WHAT YOU HAVE TO DO
When a line of the entries contains the word "this", report that line.

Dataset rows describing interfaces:
-- Opening Marker --

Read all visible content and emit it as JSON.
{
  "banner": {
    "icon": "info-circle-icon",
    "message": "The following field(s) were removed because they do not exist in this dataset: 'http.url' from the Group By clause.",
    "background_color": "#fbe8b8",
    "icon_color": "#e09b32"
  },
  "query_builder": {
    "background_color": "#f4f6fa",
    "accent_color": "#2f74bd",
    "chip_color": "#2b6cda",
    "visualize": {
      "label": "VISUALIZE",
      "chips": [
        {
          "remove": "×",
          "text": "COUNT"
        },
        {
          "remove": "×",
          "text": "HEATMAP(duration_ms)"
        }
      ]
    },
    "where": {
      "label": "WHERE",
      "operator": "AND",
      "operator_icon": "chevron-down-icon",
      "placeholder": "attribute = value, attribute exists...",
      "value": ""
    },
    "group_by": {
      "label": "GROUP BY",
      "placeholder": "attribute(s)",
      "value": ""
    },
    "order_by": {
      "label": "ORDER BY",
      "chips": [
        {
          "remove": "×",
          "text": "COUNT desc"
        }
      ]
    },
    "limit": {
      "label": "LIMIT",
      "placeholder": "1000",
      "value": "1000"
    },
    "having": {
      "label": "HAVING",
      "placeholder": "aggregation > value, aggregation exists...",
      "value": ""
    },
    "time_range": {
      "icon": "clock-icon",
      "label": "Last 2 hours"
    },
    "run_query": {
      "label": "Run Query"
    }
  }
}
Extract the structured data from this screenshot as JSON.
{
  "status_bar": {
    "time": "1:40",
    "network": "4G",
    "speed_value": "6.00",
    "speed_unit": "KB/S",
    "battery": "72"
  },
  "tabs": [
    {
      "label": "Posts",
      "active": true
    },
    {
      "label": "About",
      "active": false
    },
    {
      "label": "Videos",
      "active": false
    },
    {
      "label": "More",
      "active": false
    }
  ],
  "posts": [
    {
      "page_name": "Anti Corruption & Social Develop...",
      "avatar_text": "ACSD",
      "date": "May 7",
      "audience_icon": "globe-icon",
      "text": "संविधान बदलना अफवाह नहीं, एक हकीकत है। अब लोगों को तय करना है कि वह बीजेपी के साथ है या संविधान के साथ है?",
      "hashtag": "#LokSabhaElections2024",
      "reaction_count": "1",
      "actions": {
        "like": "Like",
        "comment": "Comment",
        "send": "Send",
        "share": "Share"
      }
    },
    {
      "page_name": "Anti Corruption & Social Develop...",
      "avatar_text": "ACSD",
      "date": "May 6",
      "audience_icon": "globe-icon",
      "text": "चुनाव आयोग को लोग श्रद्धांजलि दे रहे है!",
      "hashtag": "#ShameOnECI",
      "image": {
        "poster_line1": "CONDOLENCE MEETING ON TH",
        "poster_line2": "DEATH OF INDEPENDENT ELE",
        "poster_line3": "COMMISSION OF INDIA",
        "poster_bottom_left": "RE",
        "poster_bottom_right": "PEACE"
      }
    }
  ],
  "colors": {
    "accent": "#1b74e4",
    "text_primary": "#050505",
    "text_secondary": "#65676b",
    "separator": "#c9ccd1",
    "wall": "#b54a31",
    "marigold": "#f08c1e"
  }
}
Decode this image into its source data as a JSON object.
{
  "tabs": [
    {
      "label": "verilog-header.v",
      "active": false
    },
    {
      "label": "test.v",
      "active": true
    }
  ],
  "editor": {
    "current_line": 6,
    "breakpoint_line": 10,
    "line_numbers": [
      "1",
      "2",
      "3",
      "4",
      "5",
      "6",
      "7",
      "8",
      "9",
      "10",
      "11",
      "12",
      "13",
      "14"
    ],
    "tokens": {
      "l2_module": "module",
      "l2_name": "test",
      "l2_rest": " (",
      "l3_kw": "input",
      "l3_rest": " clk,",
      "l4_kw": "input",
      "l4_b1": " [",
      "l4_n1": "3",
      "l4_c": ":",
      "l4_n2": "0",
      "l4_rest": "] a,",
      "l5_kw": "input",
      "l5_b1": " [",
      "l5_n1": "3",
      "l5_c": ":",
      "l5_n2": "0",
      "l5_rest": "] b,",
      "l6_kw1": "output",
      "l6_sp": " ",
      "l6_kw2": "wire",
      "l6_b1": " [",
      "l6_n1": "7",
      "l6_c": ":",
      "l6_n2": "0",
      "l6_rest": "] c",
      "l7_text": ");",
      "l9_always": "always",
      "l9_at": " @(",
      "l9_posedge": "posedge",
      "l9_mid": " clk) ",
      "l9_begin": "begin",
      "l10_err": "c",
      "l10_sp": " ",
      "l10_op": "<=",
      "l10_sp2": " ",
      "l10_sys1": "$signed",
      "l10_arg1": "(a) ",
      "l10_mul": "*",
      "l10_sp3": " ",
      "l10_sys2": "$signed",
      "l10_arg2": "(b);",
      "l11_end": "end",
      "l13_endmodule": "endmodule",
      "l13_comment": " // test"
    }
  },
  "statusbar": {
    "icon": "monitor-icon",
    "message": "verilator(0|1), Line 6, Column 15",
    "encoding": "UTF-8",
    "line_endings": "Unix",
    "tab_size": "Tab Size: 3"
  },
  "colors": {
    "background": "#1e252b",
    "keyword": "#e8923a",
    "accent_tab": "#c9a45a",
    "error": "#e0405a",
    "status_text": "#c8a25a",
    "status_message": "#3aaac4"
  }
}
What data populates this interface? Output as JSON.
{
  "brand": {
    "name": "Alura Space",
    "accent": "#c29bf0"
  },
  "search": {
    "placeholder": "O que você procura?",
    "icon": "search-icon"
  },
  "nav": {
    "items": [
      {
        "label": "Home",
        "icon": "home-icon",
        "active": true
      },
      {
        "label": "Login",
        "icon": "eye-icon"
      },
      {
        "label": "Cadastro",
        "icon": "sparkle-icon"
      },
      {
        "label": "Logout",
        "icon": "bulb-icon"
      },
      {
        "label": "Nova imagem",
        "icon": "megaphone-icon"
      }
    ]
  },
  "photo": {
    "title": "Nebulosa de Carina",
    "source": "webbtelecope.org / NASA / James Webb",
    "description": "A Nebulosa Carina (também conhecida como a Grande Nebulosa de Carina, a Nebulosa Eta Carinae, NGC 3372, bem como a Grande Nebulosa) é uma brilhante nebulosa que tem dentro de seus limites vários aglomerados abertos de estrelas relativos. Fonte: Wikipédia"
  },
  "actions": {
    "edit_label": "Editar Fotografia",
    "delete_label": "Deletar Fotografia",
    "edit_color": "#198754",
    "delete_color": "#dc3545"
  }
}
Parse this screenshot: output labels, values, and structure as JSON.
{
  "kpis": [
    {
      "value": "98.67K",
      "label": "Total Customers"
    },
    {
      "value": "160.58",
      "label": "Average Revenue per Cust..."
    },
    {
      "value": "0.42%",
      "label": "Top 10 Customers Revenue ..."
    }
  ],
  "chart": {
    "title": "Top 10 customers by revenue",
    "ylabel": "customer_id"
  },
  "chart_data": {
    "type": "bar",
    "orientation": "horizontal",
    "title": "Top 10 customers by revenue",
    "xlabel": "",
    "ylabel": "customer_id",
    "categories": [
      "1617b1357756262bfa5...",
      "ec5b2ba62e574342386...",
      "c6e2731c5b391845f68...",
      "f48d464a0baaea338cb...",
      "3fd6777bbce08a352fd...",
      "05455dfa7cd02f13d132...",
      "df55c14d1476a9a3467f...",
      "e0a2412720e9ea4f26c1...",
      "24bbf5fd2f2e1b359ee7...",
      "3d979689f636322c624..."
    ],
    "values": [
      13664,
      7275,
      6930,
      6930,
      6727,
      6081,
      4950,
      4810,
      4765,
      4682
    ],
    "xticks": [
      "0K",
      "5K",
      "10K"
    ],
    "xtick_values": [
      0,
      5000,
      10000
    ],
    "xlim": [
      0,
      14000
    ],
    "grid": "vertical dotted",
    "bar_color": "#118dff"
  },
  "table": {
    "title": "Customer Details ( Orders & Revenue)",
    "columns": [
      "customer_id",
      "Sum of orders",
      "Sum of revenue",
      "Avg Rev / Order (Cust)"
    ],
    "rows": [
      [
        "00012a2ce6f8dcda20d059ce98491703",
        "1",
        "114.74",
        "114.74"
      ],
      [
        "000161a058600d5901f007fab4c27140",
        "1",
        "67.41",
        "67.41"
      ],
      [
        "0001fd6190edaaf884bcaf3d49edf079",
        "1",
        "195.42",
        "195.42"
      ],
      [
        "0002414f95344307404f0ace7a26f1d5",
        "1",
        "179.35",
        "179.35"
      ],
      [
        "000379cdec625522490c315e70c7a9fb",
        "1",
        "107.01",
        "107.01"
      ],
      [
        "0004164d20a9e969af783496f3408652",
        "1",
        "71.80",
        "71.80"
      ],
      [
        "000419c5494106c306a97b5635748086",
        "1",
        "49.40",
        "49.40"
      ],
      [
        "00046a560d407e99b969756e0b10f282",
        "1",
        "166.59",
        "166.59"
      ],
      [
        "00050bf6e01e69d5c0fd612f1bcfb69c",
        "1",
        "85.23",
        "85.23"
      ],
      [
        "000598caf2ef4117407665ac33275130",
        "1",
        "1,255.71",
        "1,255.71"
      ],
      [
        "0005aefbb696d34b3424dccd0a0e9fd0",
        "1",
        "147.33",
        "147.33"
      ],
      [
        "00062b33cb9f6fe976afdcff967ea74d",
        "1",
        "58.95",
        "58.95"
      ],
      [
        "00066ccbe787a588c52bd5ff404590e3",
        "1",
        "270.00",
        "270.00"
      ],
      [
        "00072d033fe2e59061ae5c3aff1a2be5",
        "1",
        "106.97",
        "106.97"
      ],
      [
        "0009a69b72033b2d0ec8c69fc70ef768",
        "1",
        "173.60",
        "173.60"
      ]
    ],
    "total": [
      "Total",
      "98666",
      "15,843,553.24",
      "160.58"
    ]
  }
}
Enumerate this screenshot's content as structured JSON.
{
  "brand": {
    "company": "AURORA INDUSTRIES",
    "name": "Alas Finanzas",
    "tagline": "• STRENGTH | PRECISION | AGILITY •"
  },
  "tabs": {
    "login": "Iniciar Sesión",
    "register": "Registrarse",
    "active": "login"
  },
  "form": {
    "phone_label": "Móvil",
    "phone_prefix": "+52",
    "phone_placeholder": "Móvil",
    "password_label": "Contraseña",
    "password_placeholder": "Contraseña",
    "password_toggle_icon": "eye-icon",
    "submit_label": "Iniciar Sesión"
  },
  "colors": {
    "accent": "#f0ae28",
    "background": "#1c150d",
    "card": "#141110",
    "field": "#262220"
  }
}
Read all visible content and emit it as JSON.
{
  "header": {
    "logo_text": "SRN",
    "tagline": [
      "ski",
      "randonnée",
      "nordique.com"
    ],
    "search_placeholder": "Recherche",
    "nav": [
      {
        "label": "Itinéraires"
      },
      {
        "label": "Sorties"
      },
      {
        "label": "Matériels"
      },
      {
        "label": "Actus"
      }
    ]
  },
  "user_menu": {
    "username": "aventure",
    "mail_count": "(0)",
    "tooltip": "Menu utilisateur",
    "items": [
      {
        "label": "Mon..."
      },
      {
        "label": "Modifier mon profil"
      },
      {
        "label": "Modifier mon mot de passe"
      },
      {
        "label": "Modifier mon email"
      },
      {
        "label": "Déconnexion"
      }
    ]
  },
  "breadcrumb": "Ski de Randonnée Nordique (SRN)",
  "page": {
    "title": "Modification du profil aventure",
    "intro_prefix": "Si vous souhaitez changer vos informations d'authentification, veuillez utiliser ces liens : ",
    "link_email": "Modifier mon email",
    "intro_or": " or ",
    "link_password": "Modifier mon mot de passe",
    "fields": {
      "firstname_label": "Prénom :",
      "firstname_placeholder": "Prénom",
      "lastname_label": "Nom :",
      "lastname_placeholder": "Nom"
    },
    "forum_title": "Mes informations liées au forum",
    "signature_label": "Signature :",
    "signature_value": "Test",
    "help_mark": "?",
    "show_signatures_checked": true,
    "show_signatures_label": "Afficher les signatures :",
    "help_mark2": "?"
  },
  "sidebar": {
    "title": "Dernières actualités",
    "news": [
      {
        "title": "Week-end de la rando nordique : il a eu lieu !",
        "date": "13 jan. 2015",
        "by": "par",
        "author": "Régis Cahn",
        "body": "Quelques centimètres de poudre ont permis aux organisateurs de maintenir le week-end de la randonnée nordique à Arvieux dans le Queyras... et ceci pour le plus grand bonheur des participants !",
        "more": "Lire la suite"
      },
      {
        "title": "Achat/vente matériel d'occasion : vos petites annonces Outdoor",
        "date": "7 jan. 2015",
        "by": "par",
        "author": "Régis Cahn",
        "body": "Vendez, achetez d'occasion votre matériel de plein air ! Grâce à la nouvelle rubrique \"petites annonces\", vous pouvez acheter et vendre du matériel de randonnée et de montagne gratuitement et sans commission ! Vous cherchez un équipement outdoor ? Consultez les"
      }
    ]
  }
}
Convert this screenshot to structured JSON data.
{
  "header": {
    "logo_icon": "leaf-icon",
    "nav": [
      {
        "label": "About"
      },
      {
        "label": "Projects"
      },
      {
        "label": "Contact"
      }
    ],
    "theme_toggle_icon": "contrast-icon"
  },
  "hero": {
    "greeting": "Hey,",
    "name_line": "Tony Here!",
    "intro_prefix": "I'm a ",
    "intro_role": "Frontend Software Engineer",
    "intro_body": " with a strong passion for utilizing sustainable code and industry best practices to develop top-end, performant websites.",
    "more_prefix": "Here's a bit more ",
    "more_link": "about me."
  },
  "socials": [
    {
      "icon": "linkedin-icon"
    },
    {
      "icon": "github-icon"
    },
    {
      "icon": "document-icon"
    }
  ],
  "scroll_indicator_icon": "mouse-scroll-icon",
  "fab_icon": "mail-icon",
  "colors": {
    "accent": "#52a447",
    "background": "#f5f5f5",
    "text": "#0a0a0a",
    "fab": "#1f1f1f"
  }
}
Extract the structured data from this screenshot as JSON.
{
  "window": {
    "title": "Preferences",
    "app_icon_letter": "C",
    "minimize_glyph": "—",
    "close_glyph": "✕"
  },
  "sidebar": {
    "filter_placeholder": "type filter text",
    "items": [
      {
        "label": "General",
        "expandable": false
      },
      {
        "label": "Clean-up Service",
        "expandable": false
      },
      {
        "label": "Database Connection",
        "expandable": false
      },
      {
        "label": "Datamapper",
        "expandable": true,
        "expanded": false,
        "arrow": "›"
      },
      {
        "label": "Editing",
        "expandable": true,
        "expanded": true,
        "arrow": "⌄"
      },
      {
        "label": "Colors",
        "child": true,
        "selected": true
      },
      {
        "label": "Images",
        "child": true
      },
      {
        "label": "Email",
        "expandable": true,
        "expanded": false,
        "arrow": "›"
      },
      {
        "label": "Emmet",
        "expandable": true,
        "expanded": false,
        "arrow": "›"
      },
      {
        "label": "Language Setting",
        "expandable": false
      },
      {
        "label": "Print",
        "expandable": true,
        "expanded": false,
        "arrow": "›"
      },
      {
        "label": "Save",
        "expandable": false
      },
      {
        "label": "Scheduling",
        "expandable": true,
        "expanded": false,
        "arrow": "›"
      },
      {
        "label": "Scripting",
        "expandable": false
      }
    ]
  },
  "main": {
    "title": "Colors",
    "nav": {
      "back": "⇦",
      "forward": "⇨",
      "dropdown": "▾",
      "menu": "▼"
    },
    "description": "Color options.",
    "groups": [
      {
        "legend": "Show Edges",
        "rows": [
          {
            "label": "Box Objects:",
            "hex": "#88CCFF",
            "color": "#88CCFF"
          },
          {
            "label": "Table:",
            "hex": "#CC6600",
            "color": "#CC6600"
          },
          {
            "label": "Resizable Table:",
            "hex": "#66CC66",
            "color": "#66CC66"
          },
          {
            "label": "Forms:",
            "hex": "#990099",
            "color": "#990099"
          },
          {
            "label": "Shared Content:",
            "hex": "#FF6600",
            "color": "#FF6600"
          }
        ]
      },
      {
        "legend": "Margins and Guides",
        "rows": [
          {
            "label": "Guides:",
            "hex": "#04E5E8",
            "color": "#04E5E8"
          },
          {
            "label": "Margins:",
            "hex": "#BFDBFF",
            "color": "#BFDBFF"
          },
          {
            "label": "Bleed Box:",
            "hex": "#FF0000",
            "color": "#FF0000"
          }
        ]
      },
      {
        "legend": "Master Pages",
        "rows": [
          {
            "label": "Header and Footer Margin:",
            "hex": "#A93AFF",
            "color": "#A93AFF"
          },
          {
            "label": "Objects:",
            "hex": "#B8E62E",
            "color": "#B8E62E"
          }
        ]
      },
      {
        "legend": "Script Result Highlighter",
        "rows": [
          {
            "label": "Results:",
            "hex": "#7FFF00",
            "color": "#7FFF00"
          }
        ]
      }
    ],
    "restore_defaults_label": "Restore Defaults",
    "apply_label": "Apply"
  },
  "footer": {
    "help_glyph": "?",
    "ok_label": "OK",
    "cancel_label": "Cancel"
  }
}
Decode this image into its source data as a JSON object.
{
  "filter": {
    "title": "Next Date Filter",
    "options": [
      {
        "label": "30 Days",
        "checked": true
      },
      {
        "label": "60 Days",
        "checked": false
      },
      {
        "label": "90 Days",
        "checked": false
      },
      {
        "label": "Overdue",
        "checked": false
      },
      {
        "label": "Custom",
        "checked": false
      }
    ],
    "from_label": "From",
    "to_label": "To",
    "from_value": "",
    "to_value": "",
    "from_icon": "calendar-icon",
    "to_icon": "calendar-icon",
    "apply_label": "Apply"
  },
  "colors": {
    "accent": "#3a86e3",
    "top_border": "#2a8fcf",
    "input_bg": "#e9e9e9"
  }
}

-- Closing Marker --

THE COMPLETED TASK
    "message": "The following field(s) were removed because they do not exist in this dataset: 'http.url' from the Group By clause.",
Extract the structured data from this screenshot as JSON.
Decode this image into its source data as a JSON object.
What data populates this interface? Output as JSON.
Parse this screenshot: output labels, values, and structure as JSON.
Enumerate this screenshot's content as structured JSON.
Convert this screenshot to structured JSON data.
Extract the structured data from this screenshot as JSON.
Decode this image into its source data as a JSON object.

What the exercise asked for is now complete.